Rutter’s attorney, David Seligman, whose nonprofit company Towards Justice is suing Bright Horizons, said families of Bright Horizons students will be the ones most likely to offer them new jobs. He argued that it didn’t matter whether the company routinely enforced the clause – he simply argued that its very existence would discourage job offers, thereby placing a cap on workers’ salary.
“One of the most important levers a worker has is the ability to work elsewhere,” Seligman said. “Even the threat of doing so gives workers the bargaining power to get better wages and decent working conditions.”
Recent data shows employers are facing increasing competition for childcare workers. While U.S. employment has overall surpassed pre-pandemic levels, there are still fewer childcare workers now than in early 2020. seems to have left the field For more lucrative options. The industry is notoriously low paid and the average salary in the US $13 an hourAccording to the Bureau of Labor Statistics.
Bright Horizons said in a statement. latest annual report He said “increased competition” for employees, especially teaching staff, could slow growth and negatively affect enrollment in centers. “We may continue to have difficulties in attracting, recruiting and retaining qualified teachers due to tight workforce pools,” the company said.
Rutter said that when he left Bright Horizons, he earned a salary of around $20 an hour, or the equivalent of $42,000 a year – an amount that doesn’t go too far in Seattle, which is famous for its high cost of living. (Rutter now lives in Port Angeles, Washington.)
Rutter says Bright Horizons offered him a position at a daycare center that remains open in a different part of town while its center is closed. But he said he was reluctant to work there, as the commute is further away and parking costs would reduce his earnings. When it reopened in 2020, it returned to its regular headquarters and left the company the following year.
Bright Horizons owns full-service childcare centers, but also contracts with employers to provide backup care for their employees. The company says it has about 650 childcare centers in North America. (Bright Horizons provided backup maintenance to HuffPost employees, including this reporter, while the site was owned by Verizon.)
HuffPost does not know of any instances where Bright Horizons requested $5,000 from a family for poaching a worker. Rutter said he first heard about the policy during employee orientation after he was hired and remembers it was briefly mentioned.

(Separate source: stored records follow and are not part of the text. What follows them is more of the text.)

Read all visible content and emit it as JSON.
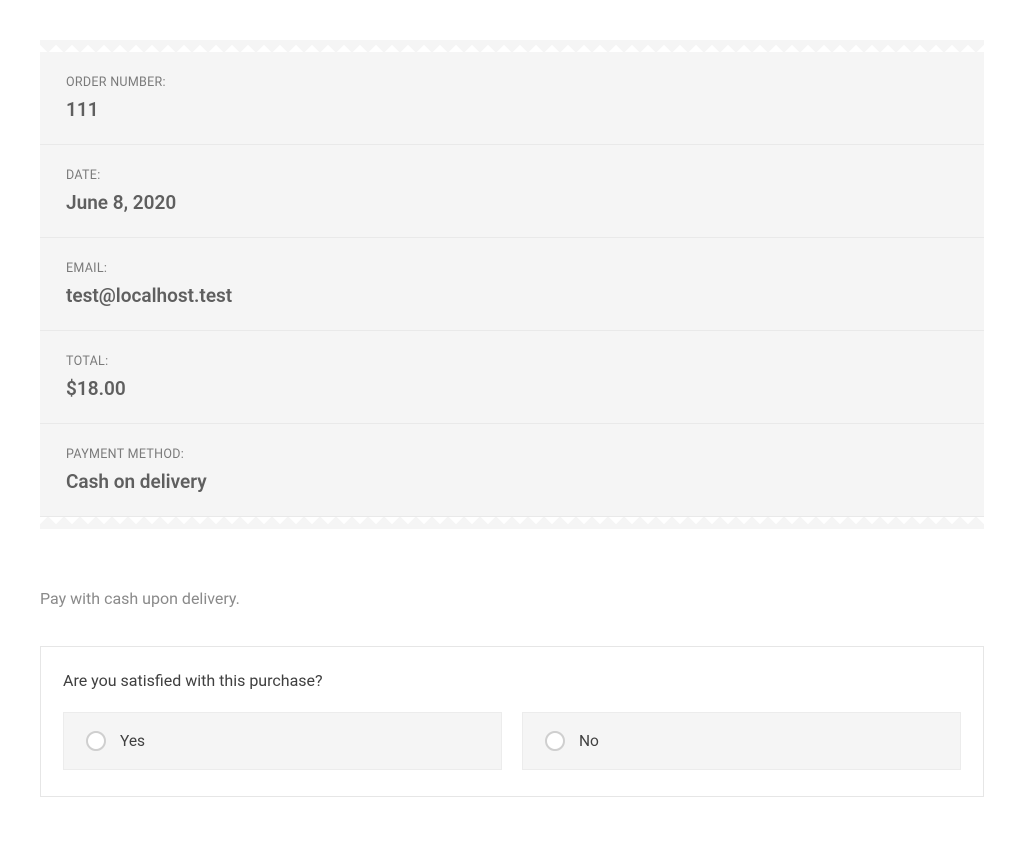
{
  "order": {
    "rows": [
      {
        "label": "ORDER NUMBER:",
        "value": "111"
      },
      {
        "label": "DATE:",
        "value": "June 8, 2020"
      },
      {
        "label": "EMAIL:",
        "value": "test@localhost.test"
      },
      {
        "label": "TOTAL:",
        "value": "$18.00"
      },
      {
        "label": "PAYMENT METHOD:",
        "value": "Cash on delivery"
      }
    ]
  },
  "payment_note": "Pay with cash upon delivery.",
  "survey": {
    "question": "Are you satisfied with this purchase?",
    "options": {
      "yes": "Yes",
      "no": "No"
    }
  }
}
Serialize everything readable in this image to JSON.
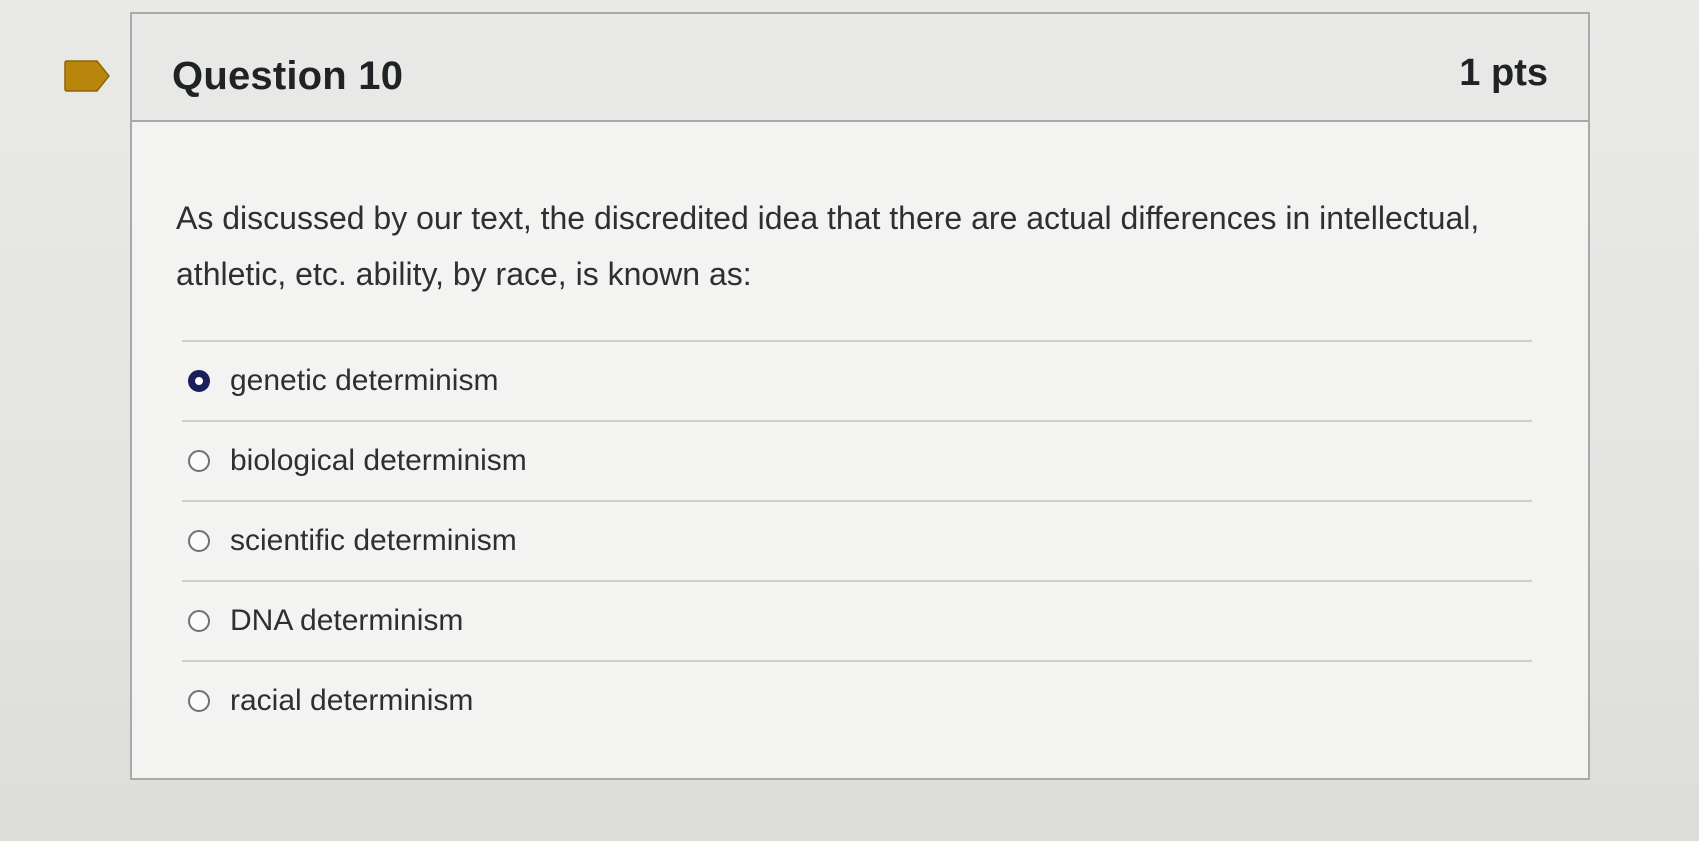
{
  "question": {
    "title": "Question 10",
    "points": "1 pts",
    "text": "As discussed by our text, the discredited idea that there are actual differences in intellectual, athletic, etc. ability, by race, is known as:",
    "flag_color": "#b8860b"
  },
  "answers": [
    {
      "label": "genetic determinism",
      "selected": true
    },
    {
      "label": "biological determinism",
      "selected": false
    },
    {
      "label": "scientific determinism",
      "selected": false
    },
    {
      "label": "DNA determinism",
      "selected": false
    },
    {
      "label": "racial determinism",
      "selected": false
    }
  ]
}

Agreements restricting competition for workers have come under intense scrutiny over the past decade, particularly by Democratic officials. Last year, President Joe Biden signed an executive order encouraging the Federal Trade Commission to pursue clauses that “may unfairly limit worker mobility.” These efforts have been spurred by outrageous examples of non-compete. Jimmy John’swhere some stores used a clause prohibiting workers from leaving to work at a competing sandwich shop.

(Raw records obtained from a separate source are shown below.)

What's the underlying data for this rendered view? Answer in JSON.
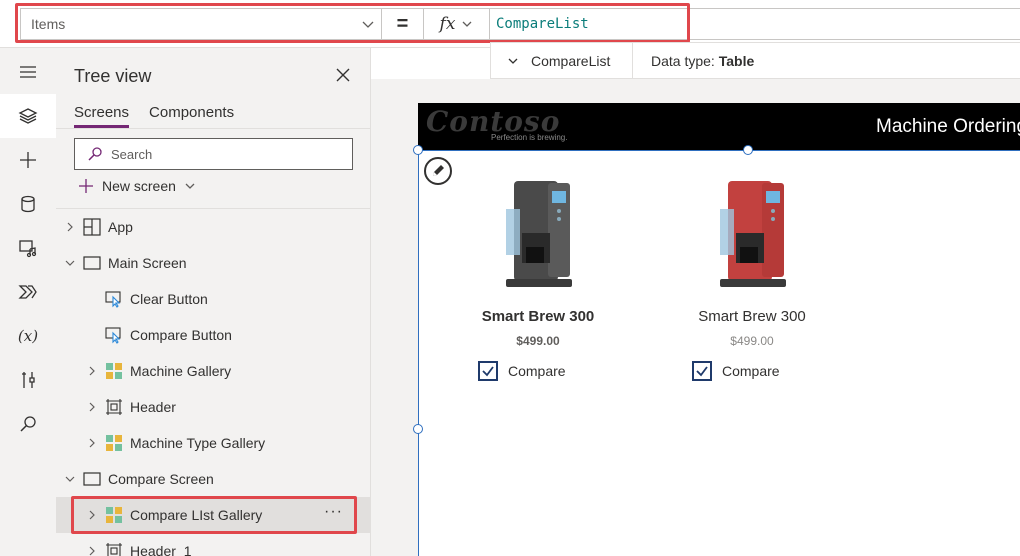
{
  "formula_bar": {
    "property": "Items",
    "equals": "=",
    "fx": "fx",
    "formula": "CompareList"
  },
  "sub_bar": {
    "expander_label": "CompareList",
    "data_type_label": "Data type:",
    "data_type_value": "Table"
  },
  "rail": {
    "icons": [
      "hamburger-icon",
      "layers-icon",
      "plus-icon",
      "database-icon",
      "media-icon",
      "power-automate-icon",
      "variables-icon",
      "tools-icon",
      "search-icon"
    ],
    "variables_label": "(x)"
  },
  "tree": {
    "title": "Tree view",
    "tabs": [
      "Screens",
      "Components"
    ],
    "active_tab": "Screens",
    "search_placeholder": "Search",
    "new_screen": "New screen",
    "rows": [
      {
        "label": "App",
        "icon": "app-icon"
      },
      {
        "label": "Main Screen",
        "icon": "screen-icon"
      },
      {
        "label": "Clear Button",
        "icon": "button-icon"
      },
      {
        "label": "Compare Button",
        "icon": "button-icon"
      },
      {
        "label": "Machine Gallery",
        "icon": "gallery-icon"
      },
      {
        "label": "Header",
        "icon": "group-icon"
      },
      {
        "label": "Machine Type Gallery",
        "icon": "gallery-icon"
      },
      {
        "label": "Compare Screen",
        "icon": "screen-icon"
      },
      {
        "label": "Compare LIst Gallery",
        "icon": "gallery-icon",
        "selected": true
      },
      {
        "label": "Header_1",
        "icon": "group-icon"
      }
    ],
    "more": "···"
  },
  "app": {
    "logo": "Contoso",
    "tagline": "Perfection is brewing.",
    "title": "Machine Ordering",
    "compare_label": "Compare",
    "items": [
      {
        "name": "Smart Brew 300",
        "price": "$499.00",
        "color": "#4a4a4a",
        "checked": true
      },
      {
        "name": "Smart Brew 300",
        "price": "$499.00",
        "color": "#c2413f",
        "checked": true
      }
    ]
  },
  "colors": {
    "highlight": "#e0474c",
    "selection": "#2f6fbf",
    "accent": "#742774"
  }
}
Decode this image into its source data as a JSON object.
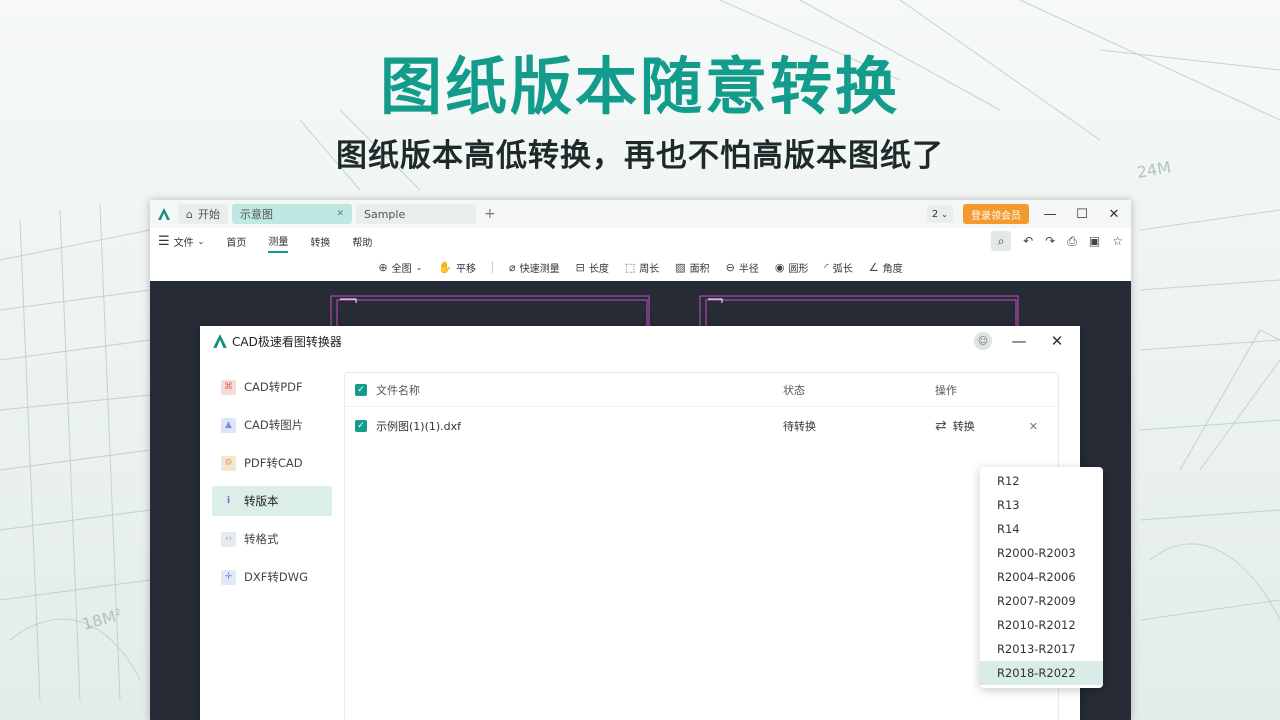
{
  "hero": {
    "title": "图纸版本随意转换",
    "subtitle": "图纸版本高低转换，再也不怕高版本图纸了"
  },
  "app": {
    "tabs": [
      {
        "label": "开始",
        "icon": "home-icon"
      },
      {
        "label": "示意图",
        "icon": "close-icon"
      },
      {
        "label": "Sample"
      }
    ],
    "page_selector": "2",
    "vip_button": "登录领会员",
    "menu": {
      "file": "文件",
      "items": [
        "首页",
        "测量",
        "转换",
        "帮助"
      ],
      "active": "测量"
    },
    "toolbar": [
      {
        "label": "全图",
        "icon": "zoom-all-icon"
      },
      {
        "label": "平移",
        "icon": "hand-icon"
      },
      {
        "label": "快速测量",
        "icon": "ruler-icon"
      },
      {
        "label": "长度",
        "icon": "length-icon"
      },
      {
        "label": "周长",
        "icon": "perimeter-icon"
      },
      {
        "label": "面积",
        "icon": "area-icon"
      },
      {
        "label": "半径",
        "icon": "radius-icon"
      },
      {
        "label": "圆形",
        "icon": "circle-icon"
      },
      {
        "label": "弧长",
        "icon": "arc-icon"
      },
      {
        "label": "角度",
        "icon": "angle-icon"
      }
    ]
  },
  "dialog": {
    "title": "CAD极速看图转换器",
    "sidebar": [
      {
        "label": "CAD转PDF",
        "color": "#e26b5b"
      },
      {
        "label": "CAD转图片",
        "color": "#7a8fd8"
      },
      {
        "label": "PDF转CAD",
        "color": "#e9a35a"
      },
      {
        "label": "转版本",
        "color": "#8a5cc8"
      },
      {
        "label": "转格式",
        "color": "#9aa4c8"
      },
      {
        "label": "DXF转DWG",
        "color": "#6a8fd8"
      }
    ],
    "active_item": "转版本",
    "table": {
      "headers": {
        "name": "文件名称",
        "status": "状态",
        "action": "操作"
      },
      "rows": [
        {
          "name": "示例图(1)(1).dxf",
          "status": "待转换",
          "action": "转换"
        }
      ]
    },
    "version_options": [
      "R12",
      "R13",
      "R14",
      "R2000-R2003",
      "R2004-R2006",
      "R2007-R2009",
      "R2010-R2012",
      "R2013-R2017",
      "R2018-R2022"
    ],
    "selected_version": "R2018-R2022"
  },
  "colors": {
    "brand": "#139c8c",
    "vip": "#f29a2e",
    "canvas": "#262b36"
  }
}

Employers often defend such agreements on the grounds that they must protect their investment in workers’ training. But Rutter claims in his lawsuit that Bright Horizons “invested significantly less than $5,000 per childcare worker” in such costs, and says workers “go through self-guided, standardized training modules.”
Rutter seeks compensation from workers like himself, among other things, to cover the higher wages he believes they would have earned had it not been for such agreements. In this case, Rutter said, childcare workers are not paid close to their value.
“There was that brief moment in the early days of the pandemic where many teachers were saying, ‘Wow, they’re finally going to see the value of what we’ve done and everything will be different,'” he said. “It didn’t turn out as we all hoped”